No one wants to speak up at camp? Make the NPC speak up and say something. People will rarely stay quiet if another person is speaking and will interact in some way.
Is the NPC competent or incompetent? If the NPC is incompetent make the party have to constantly watch the NPC AND the environment so that the NPC will not die. If the NPC is competent make the NPC compete with the party and start some interactions this way.
NPCs can make the group interact with the environment and the NPC, but how would you go about interacting with the environment?
We have already talked about non-combat random encounters when traveling in D&D, but what about food?
Not every game makes players keep track of how they supply themselves or even manage their resources, but traveling can be a great time to do so.
If the party is traveling, they may not be going to a place where they can resupply. How will the party eat for the entirety of their journey?
This is where you can make some minigames happen.
A game could be as simple as this.
-Roll for luck to find prey (Straight roll)
-Roll for stealth
-Roll for attack
This is a little boring, so we can add choices to each minigame!
-Roll for luck.
You are able to see a bird and a rabbit. The bird is in flight, which do you chose to go after?
-Roll for stealth.
The rabbit is eating grass. Do you want to get closer for a better shot or just try to stay out of sight?
This can lower the DC to hit the rabbit or make it harder which presents a choice.
-Roll for attack
You can have the player choose how to attack the creature, but one option that I encourage is to make all of these rolls straight survival. A normal attack is extremely easy for a player and makes the previous step pointless.
In addition to this, when attacking a player just has to hit their target. When hunting a player has to not be noticed and hit. This is a little different from a normal attack roll and highlights a skill that is rarely used.
This is why we should reward backgrounds that are applicable.
Traveling in D&D can involve many activities. If a player has the outlander background hunting could be significantly easier than it is for a fighter.
If a caravan comes by a person with a merchant background can have a significantly easier time interacting, and can have a background.
If this happens, players will start to look at their character sheets and try to use anything that can be useful.
This is what you want from your players.

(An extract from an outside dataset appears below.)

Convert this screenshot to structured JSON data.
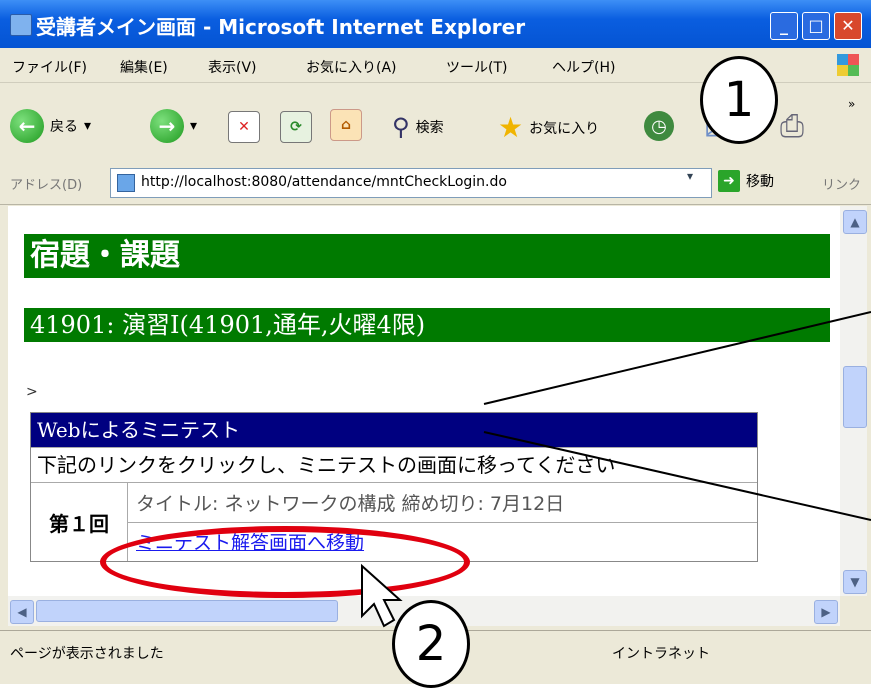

Make them find anything and everything that they can, and have them use it.
Once your players start getting deeply invested into their characters your game will become more engaging, interesting, and fun.
Once players are more invested, discoveries can be sprung upon players.
Who has played a video game and deviated from the main quest in order to satiate their own curiosity?
You might find a ruin, tomb, quest, something that pulls you away from what you are supposed to do. Once you finish this quest, another is right around the corner. This keeps happening until hours have passed and you have no idea where you were in the main quest, but wait, there is another interesting thing!
Why not include these discoveries into your game? Make the world seem vibrant and alive with constant discovery.
If your game is not heavily focused on a linear narrative let players discover things.
Your players now will start to feel like the world is huge, alive, and an engaging place. Give players a chance to make choices.
If players choose something different from the main plot, dungeon masters can repurpose this later and use it in the adventure.
Traveling in D&D should not be annoying.
Always ask yourself what is the point of anything that you make your players do. If there is no point, just skip past it. If there is a point, make sure to give the players a choice.
Player choice is key in making the world come alive. Without it all the fancy descriptions, random encounters, and amount of downtime mean nothing.
This has been Wizo and keep rolling!